Recorded information: Begin

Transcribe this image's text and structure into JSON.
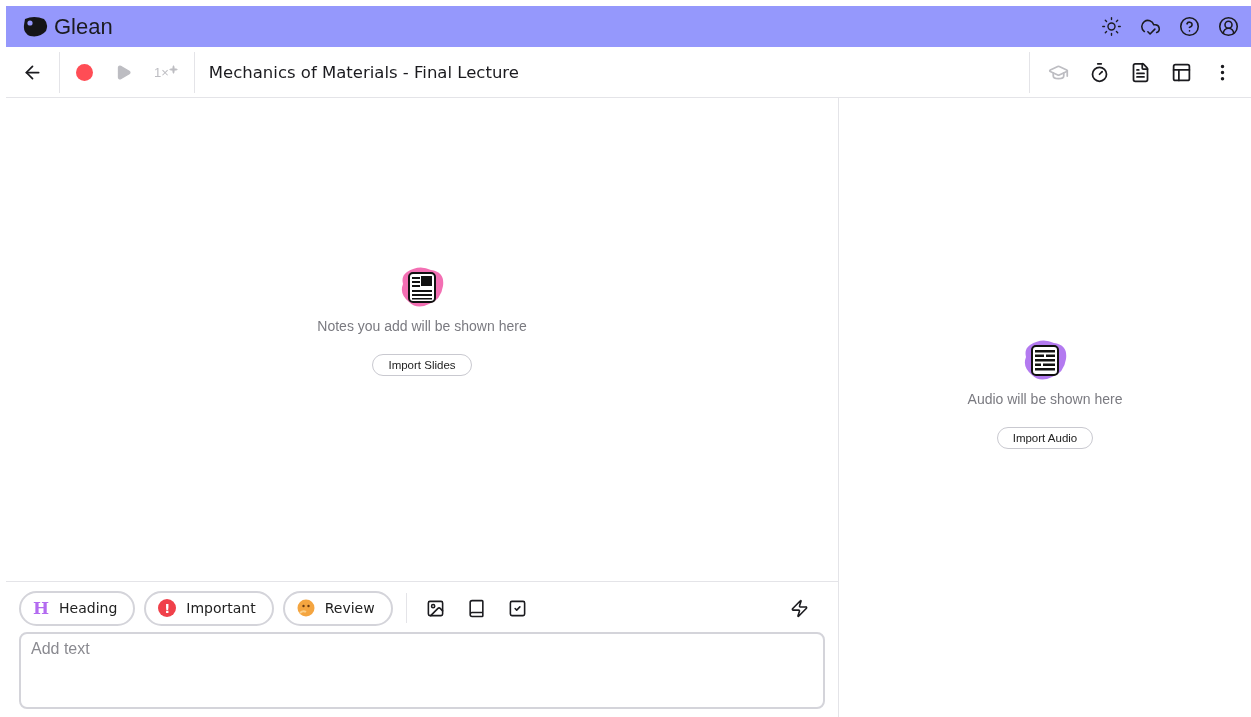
{
  "app": {
    "name": "Glean"
  },
  "toolbar": {
    "title": "Mechanics of Materials - Final Lecture",
    "recording": true,
    "play_disabled": true,
    "speed": "1×",
    "speed_disabled": true,
    "study_disabled": true
  },
  "notes_panel": {
    "message": "Notes you add will be shown here",
    "button": "Import Slides"
  },
  "audio_panel": {
    "message": "Audio will be shown here",
    "button": "Import Audio"
  },
  "tags": [
    {
      "kind": "heading",
      "glyph": "H",
      "label": "Heading"
    },
    {
      "kind": "important",
      "glyph": "!",
      "label": "Important"
    },
    {
      "kind": "review",
      "label": "Review"
    }
  ],
  "editor": {
    "placeholder": "Add text"
  }
}
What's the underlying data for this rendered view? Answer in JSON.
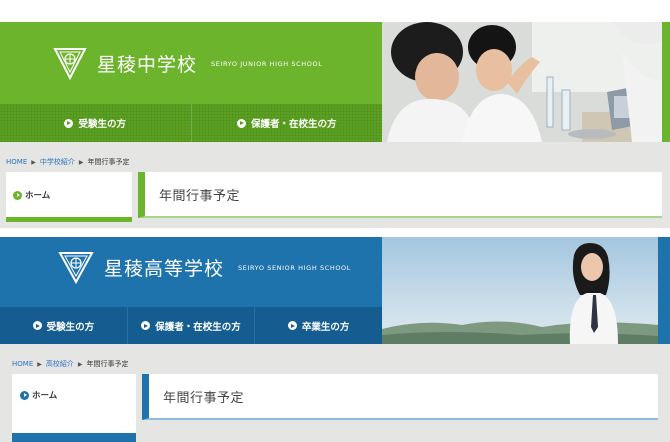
{
  "junior": {
    "name_ja": "星稜中学校",
    "name_en": "SEIRYO JUNIOR HIGH SCHOOL",
    "nav": [
      {
        "label": "受験生の方"
      },
      {
        "label": "保護者・在校生の方"
      }
    ],
    "breadcrumb": {
      "home": "HOME",
      "section": "中学校紹介",
      "current": "年間行事予定"
    },
    "sidebar": {
      "home": "ホーム"
    },
    "page_title": "年間行事予定",
    "colors": {
      "brand": "#6cb42c",
      "nav": "#5aa021"
    }
  },
  "senior": {
    "name_ja": "星稜高等学校",
    "name_en": "SEIRYO SENIOR HIGH SCHOOL",
    "nav": [
      {
        "label": "受験生の方"
      },
      {
        "label": "保護者・在校生の方"
      },
      {
        "label": "卒業生の方"
      }
    ],
    "breadcrumb": {
      "home": "HOME",
      "section": "高校紹介",
      "current": "年間行事予定"
    },
    "sidebar": {
      "home": "ホーム"
    },
    "page_title": "年間行事予定",
    "colors": {
      "brand": "#1f73ad",
      "nav": "#155d91"
    }
  }
}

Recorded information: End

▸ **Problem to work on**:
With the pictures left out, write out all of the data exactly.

▸ **Your solution**:
Transcribe this image's text and structure into JSON.
{
  "app": {
    "name": "Glean"
  },
  "toolbar": {
    "title": "Mechanics of Materials - Final Lecture",
    "recording": true,
    "play_disabled": true,
    "speed": "1×",
    "speed_disabled": true,
    "study_disabled": true
  },
  "notes_panel": {
    "message": "Notes you add will be shown here",
    "button": "Import Slides"
  },
  "audio_panel": {
    "message": "Audio will be shown here",
    "button": "Import Audio"
  },
  "tags": [
    {
      "kind": "heading",
      "glyph": "H",
      "label": "Heading"
    },
    {
      "kind": "important",
      "glyph": "!",
      "label": "Important"
    },
    {
      "kind": "review",
      "label": "Review"
    }
  ],
  "editor": {
    "placeholder": "Add text"
  }
}
What's the underlying data for this rendered view? Answer in JSON.
{
  "junior": {
    "name_ja": "星稜中学校",
    "name_en": "SEIRYO JUNIOR HIGH SCHOOL",
    "nav": [
      {
        "label": "受験生の方"
      },
      {
        "label": "保護者・在校生の方"
      }
    ],
    "breadcrumb": {
      "home": "HOME",
      "section": "中学校紹介",
      "current": "年間行事予定"
    },
    "sidebar": {
      "home": "ホーム"
    },
    "page_title": "年間行事予定",
    "colors": {
      "brand": "#6cb42c",
      "nav": "#5aa021"
    }
  },
  "senior": {
    "name_ja": "星稜高等学校",
    "name_en": "SEIRYO SENIOR HIGH SCHOOL",
    "nav": [
      {
        "label": "受験生の方"
      },
      {
        "label": "保護者・在校生の方"
      },
      {
        "label": "卒業生の方"
      }
    ],
    "breadcrumb": {
      "home": "HOME",
      "section": "高校紹介",
      "current": "年間行事予定"
    },
    "sidebar": {
      "home": "ホーム"
    },
    "page_title": "年間行事予定",
    "colors": {
      "brand": "#1f73ad",
      "nav": "#155d91"
    }
  }
}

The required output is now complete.